Once that match has been made, you can begin building the relationship with the woman or couple considering placing their child with you.
Facilitating this relationship can seem awkward and stressful at first. Assisting in the creation of lasting connections between birth families, adoptive families, and adoptees is something the Adoption.org team has been doing for decades. Let us help you!
Planning for the Birth
Before the baby is born, it’s important that expectant parents and hopeful adoptive parents sit down together and make a clear plan for what they hope will happen on the day the baby is born.
Be prepared to communicate your hopes, but understand that ultimately, the feelings of the expectant mother are the most important. This is a vulnerable and tender time for her. She should be able to identify key elements of the event, such as who will be present with her during delivery, who will cut the baby’s umbilical cord, who will hold the baby first, when the adoptive parents will be contacted, how much “alone time” time she plans spend with the baby before placement, and more.
This conversations between expectant parents and hopeful adoptive parents can be difficult. Allowing an Adoption.org professional to help openly and honestly express the wants and needs of each party can greatly benefit everyone involved and help the hospital experience be as smooth and beautiful as possible.
This is the day you get to bring your baby home! This is a bittersweet day with lots of tears on all sides. Be prepared for your heart to grow three sizes!
Your Adoption.org adoption professional will help you and the birth family plan for this day and support you and the birth family during this emotional time.
Post Placement Visits and Support
Most states require post placement visits by an adoption professional to make sure the child is safe, cared for, and is bonding with the family and the family is bonding with the child.

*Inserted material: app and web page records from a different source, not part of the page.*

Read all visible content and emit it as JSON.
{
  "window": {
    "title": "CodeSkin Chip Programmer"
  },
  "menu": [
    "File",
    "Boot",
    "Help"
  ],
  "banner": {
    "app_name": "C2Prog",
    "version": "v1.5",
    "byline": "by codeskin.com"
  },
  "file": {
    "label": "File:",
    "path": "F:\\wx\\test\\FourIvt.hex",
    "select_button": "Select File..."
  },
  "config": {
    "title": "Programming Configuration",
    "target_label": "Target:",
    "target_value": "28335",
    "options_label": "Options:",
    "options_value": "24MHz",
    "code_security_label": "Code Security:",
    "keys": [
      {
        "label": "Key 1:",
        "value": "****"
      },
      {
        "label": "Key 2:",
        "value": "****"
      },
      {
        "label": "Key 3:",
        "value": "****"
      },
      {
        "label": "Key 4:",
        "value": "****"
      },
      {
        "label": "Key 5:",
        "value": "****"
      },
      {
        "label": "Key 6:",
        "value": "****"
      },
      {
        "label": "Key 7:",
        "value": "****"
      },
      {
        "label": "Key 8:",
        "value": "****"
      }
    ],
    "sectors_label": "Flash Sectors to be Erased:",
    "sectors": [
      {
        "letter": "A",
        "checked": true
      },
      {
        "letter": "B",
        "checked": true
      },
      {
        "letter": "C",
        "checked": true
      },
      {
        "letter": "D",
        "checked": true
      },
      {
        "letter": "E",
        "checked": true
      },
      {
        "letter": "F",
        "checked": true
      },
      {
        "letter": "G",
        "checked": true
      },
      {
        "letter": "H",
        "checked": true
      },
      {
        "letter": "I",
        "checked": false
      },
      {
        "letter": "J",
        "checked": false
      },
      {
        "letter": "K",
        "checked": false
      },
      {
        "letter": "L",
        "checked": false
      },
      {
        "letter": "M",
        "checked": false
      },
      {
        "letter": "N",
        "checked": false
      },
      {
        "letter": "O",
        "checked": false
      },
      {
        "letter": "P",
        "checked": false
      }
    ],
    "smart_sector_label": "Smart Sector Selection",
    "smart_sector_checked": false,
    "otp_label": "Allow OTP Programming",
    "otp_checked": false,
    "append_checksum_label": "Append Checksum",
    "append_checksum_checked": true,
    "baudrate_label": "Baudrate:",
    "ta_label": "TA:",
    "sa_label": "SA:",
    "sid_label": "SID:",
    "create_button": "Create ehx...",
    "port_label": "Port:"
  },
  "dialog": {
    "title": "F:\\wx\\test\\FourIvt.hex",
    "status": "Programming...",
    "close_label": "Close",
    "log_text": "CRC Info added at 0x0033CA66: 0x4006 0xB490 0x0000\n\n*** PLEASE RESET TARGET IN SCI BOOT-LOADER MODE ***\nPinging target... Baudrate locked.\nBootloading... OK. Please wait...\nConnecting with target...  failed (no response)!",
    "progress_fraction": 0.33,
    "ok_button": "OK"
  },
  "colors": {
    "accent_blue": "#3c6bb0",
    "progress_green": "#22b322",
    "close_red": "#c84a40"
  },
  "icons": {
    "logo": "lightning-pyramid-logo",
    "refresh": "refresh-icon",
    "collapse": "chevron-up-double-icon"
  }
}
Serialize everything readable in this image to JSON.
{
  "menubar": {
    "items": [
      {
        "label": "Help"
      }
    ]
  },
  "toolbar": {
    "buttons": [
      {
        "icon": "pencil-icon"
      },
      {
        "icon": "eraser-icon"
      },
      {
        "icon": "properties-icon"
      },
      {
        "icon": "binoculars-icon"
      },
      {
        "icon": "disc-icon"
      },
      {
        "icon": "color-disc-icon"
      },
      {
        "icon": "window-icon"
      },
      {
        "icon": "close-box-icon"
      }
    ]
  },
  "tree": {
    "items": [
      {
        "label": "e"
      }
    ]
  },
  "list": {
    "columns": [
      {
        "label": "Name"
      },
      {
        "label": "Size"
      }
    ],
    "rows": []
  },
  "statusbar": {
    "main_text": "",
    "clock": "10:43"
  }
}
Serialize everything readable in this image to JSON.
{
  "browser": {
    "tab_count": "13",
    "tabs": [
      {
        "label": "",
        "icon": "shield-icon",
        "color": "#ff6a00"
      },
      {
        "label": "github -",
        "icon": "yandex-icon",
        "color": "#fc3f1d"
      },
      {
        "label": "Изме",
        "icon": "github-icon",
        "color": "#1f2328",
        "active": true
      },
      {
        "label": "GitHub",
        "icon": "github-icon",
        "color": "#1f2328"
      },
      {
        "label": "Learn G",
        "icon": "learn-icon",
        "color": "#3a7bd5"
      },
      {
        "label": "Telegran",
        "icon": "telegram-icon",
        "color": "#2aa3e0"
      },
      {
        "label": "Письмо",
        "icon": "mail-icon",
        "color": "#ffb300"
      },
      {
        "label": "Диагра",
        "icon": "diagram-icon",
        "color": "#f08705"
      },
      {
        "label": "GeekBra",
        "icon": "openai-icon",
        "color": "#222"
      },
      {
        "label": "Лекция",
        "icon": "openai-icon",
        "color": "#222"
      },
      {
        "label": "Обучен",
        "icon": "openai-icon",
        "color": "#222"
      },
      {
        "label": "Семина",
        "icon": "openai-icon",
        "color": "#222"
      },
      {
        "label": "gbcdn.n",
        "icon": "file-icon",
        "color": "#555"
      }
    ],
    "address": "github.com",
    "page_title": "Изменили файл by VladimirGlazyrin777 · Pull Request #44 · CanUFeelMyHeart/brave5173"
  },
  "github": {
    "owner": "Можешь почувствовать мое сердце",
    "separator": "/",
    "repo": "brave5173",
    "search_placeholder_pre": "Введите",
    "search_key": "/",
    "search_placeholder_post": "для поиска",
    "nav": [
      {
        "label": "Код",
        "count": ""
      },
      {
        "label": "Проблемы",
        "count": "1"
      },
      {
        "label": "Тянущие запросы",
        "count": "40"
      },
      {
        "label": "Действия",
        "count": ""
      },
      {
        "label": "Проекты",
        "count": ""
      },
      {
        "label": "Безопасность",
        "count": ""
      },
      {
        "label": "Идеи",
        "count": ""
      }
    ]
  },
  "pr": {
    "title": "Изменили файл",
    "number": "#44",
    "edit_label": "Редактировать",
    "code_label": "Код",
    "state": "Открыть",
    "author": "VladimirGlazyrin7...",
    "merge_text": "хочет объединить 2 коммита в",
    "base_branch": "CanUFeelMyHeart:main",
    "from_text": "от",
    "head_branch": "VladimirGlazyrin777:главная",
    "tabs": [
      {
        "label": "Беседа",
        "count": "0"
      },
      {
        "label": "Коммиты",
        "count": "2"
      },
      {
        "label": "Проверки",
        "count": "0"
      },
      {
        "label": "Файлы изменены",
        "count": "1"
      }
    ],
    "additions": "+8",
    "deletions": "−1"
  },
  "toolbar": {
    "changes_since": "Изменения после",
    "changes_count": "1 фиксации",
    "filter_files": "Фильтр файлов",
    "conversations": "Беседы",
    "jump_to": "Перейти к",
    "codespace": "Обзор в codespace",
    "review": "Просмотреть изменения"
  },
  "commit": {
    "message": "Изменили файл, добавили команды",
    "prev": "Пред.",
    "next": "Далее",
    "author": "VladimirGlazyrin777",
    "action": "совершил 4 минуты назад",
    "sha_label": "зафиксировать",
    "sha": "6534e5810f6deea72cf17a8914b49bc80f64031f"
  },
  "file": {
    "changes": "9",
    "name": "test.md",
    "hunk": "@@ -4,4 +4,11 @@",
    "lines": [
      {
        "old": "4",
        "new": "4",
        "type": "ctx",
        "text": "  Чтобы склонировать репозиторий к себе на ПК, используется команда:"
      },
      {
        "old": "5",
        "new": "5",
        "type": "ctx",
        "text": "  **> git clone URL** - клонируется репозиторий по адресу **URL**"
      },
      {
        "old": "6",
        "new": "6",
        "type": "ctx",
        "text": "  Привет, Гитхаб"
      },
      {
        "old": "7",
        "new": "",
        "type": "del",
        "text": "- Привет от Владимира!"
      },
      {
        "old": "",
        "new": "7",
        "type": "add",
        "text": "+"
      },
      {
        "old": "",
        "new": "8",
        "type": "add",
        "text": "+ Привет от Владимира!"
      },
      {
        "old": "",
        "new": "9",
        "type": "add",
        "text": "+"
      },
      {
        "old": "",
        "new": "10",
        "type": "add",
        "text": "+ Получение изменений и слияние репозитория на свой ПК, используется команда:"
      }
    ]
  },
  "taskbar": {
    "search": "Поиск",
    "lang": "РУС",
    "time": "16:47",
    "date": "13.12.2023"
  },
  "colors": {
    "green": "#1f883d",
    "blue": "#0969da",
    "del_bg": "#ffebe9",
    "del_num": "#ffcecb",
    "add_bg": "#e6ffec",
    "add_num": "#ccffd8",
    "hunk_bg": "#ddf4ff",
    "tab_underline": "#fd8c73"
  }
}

A good agency will be available to you for post adoption support and can even provide you with referrals to other resources that help create strong families.
At Adoption.org we are here to help you even after the adoption placement! In fact, we offer lifelong support to help you cope with parenting challenges and communicating with birth families.
Finalization is the day when the baby becomes legally a part of your family. You’ll attend a court hearing to complete this process. The time period between placement and finalization can vary depending on the state’s laws and regulations.
The journey doesn’t end at finalization. In fact, the parenting adventure is just beginning!
If you need assistance with parenting challenges or help with maintaining a healthy open adoption for everyone involved, Adoption.org would love to assist you. Please reach out to us!